Conservatives like Fox News contributor Michelle Malkin have tried to muddy the waters by claiming that the left has employed violent rhetoric as well. While this may be true for rank-and-file activists on both sides, there is no question something much more disturbing has happened on the right over the past two years, with conservative leaders — including sitting lawmakers and leading political candidates — employing violent rhetoric to an alarming degree. While there is no evidence to suggest that this conservative rhetoric directly influenced Loughner, the incident should nonetheless serve as moment for all leaders to be mindful of the potential consequences of their words.
Some conservatives understand this. An unnamed “senior Republican senator” told Politico yesterday that “there is a need for some reflection here — what is too far now?” And on MSNBC this morning, former GOP congressman Joe Scarbrough and conservative stalwart Pat Buchanan agreed that right-wing firebrands like former Alaska Gov. Sarah Palin and Rep. Michele Bachmann (R-MN) should “apologize” for their violent rhetoric — not to assume any culpability for the tragedy, but to simply acknowledge that “they’ve been irresponsible in their rhetoric”:

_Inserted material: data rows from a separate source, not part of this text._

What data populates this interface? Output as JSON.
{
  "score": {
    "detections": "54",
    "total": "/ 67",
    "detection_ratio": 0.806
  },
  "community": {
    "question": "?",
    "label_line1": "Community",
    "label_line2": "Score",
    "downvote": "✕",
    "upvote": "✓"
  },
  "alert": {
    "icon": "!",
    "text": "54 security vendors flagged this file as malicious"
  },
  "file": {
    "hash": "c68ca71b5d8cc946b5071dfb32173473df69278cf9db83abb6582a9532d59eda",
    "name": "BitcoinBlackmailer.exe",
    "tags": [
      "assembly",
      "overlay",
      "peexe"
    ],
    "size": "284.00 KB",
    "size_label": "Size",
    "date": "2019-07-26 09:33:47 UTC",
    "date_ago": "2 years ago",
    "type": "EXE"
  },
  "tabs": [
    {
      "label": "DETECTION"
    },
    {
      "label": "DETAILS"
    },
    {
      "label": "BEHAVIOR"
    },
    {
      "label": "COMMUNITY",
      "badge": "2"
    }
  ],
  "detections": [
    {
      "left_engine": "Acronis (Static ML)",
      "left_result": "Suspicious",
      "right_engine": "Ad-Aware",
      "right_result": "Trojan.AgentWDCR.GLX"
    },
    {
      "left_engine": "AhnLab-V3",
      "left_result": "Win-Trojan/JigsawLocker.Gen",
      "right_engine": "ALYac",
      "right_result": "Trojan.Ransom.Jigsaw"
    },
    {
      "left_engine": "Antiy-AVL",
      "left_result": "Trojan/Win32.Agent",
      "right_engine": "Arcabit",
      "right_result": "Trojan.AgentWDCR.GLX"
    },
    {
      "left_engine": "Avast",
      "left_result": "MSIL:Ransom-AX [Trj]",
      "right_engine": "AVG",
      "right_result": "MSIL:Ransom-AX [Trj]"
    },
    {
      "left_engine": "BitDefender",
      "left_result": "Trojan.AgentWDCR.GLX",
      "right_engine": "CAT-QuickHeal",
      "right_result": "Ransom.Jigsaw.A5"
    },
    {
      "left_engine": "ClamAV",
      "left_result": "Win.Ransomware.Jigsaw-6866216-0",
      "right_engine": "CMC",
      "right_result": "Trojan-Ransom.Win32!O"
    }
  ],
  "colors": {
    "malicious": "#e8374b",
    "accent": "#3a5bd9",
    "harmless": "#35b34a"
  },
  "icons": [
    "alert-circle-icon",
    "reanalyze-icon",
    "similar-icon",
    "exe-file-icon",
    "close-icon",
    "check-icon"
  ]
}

SCARBOROUGH: So Pat, is this not a time for people, like Sarah Palin, who have used violent imagery – she just has. I know some of my conservative friends and family members won’t like that reality. Or, Michele Bachmann, who said she wants Minnesotans armed and dangerous. Isn’t this an opportune time for them to apologize -– not saying that it led to anything — but just saying that they’ve been irresponsible in their rhetoric and they’re going to be more careful moving forward? […]
I am just saying though, I mean, God, you’ve worked for two presidents. Would you not be in there if you were working for Sarah Palin right now, saying, go out and say it had nothing to do with this shooting, but you understand that it was irresponsible, and you’re going to be more careful moving forward. Wouldn’t you give her that advice if you were her aide?
PAT: Well, I certainly would. I would give everybody the advice to tone down the rhetoric and get away from military and the armed metaphors and things that a lot of us have used in campaigns, especially at a time like this. You know, I sure would Joe.
Still, there is danger of overcorrecting. Rep. Robert Brady (D-PA) has said he will introduce a bill that would make it a federal crime to use rhetoric or symbols — such as Palin’s infamous gun sights — that could be perceived as a threat to a member of Congress. While Brady’s intentions are laudable, as legal blogger Jonathan Turley notes, Brady’s legislation is “short-sighted” and would likely infringe on First Amendment rights. Brady’s efforts might be better directed as a Congressional resolution expressing strong disapproval of violent political speech and symbols, but stopping short of criminalizing such speech. (HT: GOP 12).